Legalizing Othering: Interview with Laila Abdelaziz

Interview

September 08, 2017

Laila Abdelaziz: Sharia in US Courts and American Laws for American Courts (ALAC)

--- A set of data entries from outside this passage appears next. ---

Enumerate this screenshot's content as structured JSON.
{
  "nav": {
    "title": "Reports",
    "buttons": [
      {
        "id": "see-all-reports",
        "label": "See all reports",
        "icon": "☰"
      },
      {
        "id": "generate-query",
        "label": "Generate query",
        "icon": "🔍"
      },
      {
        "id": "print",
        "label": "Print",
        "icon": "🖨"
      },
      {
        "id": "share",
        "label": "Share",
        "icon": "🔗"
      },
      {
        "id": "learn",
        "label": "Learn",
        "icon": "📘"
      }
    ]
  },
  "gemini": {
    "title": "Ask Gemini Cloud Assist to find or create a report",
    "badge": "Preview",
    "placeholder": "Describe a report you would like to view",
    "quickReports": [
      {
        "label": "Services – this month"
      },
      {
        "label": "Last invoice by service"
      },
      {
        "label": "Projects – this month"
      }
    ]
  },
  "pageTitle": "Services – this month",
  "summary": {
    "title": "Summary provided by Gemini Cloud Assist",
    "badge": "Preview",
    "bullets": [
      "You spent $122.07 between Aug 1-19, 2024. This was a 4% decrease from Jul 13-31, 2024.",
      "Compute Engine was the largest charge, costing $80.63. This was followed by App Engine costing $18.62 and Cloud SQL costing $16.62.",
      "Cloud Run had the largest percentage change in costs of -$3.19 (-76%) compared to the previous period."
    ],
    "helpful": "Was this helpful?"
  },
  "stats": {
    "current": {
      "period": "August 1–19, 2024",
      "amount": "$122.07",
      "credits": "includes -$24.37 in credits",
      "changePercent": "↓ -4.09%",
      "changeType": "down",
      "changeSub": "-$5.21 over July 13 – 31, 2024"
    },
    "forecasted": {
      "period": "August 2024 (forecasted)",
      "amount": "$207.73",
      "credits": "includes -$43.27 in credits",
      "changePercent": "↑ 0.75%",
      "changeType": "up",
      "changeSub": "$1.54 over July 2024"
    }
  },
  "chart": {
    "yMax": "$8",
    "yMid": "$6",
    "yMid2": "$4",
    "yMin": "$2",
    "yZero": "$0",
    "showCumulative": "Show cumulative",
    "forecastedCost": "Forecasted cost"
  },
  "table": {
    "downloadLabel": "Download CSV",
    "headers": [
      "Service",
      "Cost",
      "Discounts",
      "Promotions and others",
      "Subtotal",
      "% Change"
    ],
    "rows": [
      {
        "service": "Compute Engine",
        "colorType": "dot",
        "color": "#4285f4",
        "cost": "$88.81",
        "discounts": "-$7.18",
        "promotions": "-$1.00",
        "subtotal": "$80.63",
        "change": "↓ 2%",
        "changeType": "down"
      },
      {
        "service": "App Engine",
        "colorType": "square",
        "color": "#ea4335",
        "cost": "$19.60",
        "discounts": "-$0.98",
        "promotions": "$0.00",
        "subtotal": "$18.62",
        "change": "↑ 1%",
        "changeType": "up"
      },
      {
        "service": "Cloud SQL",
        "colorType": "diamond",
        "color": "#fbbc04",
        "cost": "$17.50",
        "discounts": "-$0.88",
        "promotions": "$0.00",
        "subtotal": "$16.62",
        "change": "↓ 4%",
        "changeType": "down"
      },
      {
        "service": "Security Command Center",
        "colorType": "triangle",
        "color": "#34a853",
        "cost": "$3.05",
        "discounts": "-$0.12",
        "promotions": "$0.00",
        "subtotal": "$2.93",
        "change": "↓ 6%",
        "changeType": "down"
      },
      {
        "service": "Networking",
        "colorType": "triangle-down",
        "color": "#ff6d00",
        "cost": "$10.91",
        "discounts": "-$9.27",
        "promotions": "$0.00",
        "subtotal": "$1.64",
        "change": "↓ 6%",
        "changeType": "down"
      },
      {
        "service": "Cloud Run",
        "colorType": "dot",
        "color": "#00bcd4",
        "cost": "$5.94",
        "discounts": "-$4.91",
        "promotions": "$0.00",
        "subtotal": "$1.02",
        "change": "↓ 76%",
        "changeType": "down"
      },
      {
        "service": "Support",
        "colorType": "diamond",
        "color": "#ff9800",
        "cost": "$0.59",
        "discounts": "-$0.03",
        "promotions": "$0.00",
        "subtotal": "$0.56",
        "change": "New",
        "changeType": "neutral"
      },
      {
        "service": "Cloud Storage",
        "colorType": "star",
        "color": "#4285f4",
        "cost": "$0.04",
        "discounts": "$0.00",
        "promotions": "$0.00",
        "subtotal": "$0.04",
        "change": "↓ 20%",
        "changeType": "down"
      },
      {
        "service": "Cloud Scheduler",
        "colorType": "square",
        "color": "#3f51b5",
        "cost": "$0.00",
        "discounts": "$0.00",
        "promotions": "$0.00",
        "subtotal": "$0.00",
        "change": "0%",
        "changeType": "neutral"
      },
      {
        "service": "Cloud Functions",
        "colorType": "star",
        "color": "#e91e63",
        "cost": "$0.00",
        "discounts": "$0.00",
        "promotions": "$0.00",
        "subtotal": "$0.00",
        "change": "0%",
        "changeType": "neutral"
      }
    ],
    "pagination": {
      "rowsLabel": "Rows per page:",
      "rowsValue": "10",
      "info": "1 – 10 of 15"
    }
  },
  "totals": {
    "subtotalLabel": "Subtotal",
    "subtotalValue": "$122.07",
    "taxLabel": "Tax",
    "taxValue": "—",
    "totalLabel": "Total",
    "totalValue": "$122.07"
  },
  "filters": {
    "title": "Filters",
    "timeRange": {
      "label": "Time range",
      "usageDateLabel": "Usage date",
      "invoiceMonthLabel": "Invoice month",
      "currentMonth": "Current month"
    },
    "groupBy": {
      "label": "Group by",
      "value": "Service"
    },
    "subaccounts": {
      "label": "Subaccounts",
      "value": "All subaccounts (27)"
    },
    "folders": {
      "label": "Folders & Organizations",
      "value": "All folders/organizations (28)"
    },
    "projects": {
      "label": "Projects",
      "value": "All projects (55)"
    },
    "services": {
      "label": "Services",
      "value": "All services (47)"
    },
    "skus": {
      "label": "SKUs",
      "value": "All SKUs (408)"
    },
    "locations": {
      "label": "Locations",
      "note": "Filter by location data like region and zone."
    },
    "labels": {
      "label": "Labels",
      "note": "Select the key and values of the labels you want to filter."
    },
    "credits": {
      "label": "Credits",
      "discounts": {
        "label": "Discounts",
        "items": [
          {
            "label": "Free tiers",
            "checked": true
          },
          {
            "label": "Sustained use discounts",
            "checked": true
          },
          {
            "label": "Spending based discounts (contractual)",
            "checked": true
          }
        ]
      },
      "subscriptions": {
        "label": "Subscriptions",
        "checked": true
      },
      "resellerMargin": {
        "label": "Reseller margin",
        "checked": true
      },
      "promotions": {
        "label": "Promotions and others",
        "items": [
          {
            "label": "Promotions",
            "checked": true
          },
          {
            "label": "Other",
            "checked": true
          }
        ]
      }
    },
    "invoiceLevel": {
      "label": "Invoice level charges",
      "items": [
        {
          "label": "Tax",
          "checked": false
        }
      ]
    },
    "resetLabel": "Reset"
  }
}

At the time of interview, Laila Abdelaziz was the Legislative & Government Affairs Director for the Council on American-Islamic Relations Florida. Laila’s work advanced CAIR Florida's mission to challenge Islamophobia and promote civil rights by leading advocacy campaigns that specifically engaged with local, state, and federal governmental agencies and officials.
 
Q1: Historically, have there been other laws or legislative campaigns in the United States that sought to single out a specific religion or group of people based on their religious beliefs?
 
With a nation as diverse as ours, there is definitely a history of either policy or legislative efforts that have targeted religious groups or religious beliefs. As early as the founding of our nation, there were attempts and public sentiments that tried to exclude Catholics from constitutional protections. The 19th century saw anti-Mormon sentiments rise throughout the country and, later, anti-Semitism increased throughout the early 20th century. But, largely, constitutional protections and religious disestablishment have protected minority faith communities throughout the US from laws that infringe on their rights. There is no example that I am familiar with that compares to the false demonization and miseducation of the US public regarding a faith principle of a minority faith community that has led to as successful of a legislative effort as we have seen with the anti-sharia laws that marginalize American Muslims.
 
Q2: Is it possible to use Sharia in US courts when making judicial decisions? If so, under what circumstances or what context?
 
In order to answer that question, one must first understand what “sharia” is. Within the vast Muslim faith, “sharia” is a simple concept of guidelines to live by. The Arabic word, “sharia,” can best be translated as a “path” or “guidance” and the concept within the Muslim faith includes Islamic guidelines regarding prayer, giving charity, inheritance, marriage, and manners. A common instance American Muslims would seek the application of Islamic guidelines in a US court would be when seeking to honor contracts entered between parties during a divorce or estate planning.  
 
Q3: Are anti-Sharia or anti-foreign laws necessary as judges already have the power to apply state and federal laws in courts?
 
Proponents of anti-sharia laws or foreign law bans have failed to cite any instance of a US judge applying Islamic or foreign law in a way that violates an American’s rights. These laws are not necessary because there simply is no history or record of Islamic or foreign law trumping US constitutional rights in US courts.
 
Not only are anti-Sharia and anti-foreign laws, as they are currently written, unnecessary but these legislative efforts could actually prevent the judicial branch from being able to arbitrate disputes in accordance with the law and tradition chosen by the parties. These laws also challenge judicial discretion, as they are legislative efforts that interfere or could interfere with judicial responsibilities.
 
Q4: What are, or what might we anticipate, are the future effects of states implementing “American Laws for American Courts” amendments or acts?
 
The most immediate impact of legislative efforts to implement ALAC legislation is the marginalization of American Muslim communities. When government officials, and especially legislators, seek to diminish the civil rights of American Muslims by falsely presenting an aspect of the Muslim faith as mutually exclusive to American values, they are misleading their constituents and fostering misunderstanding between neighbors. These efforts do little other than give government-sanctioned credence to misunderstanding, Islamophobia, and bigotry.
 
**Interview edited for clarity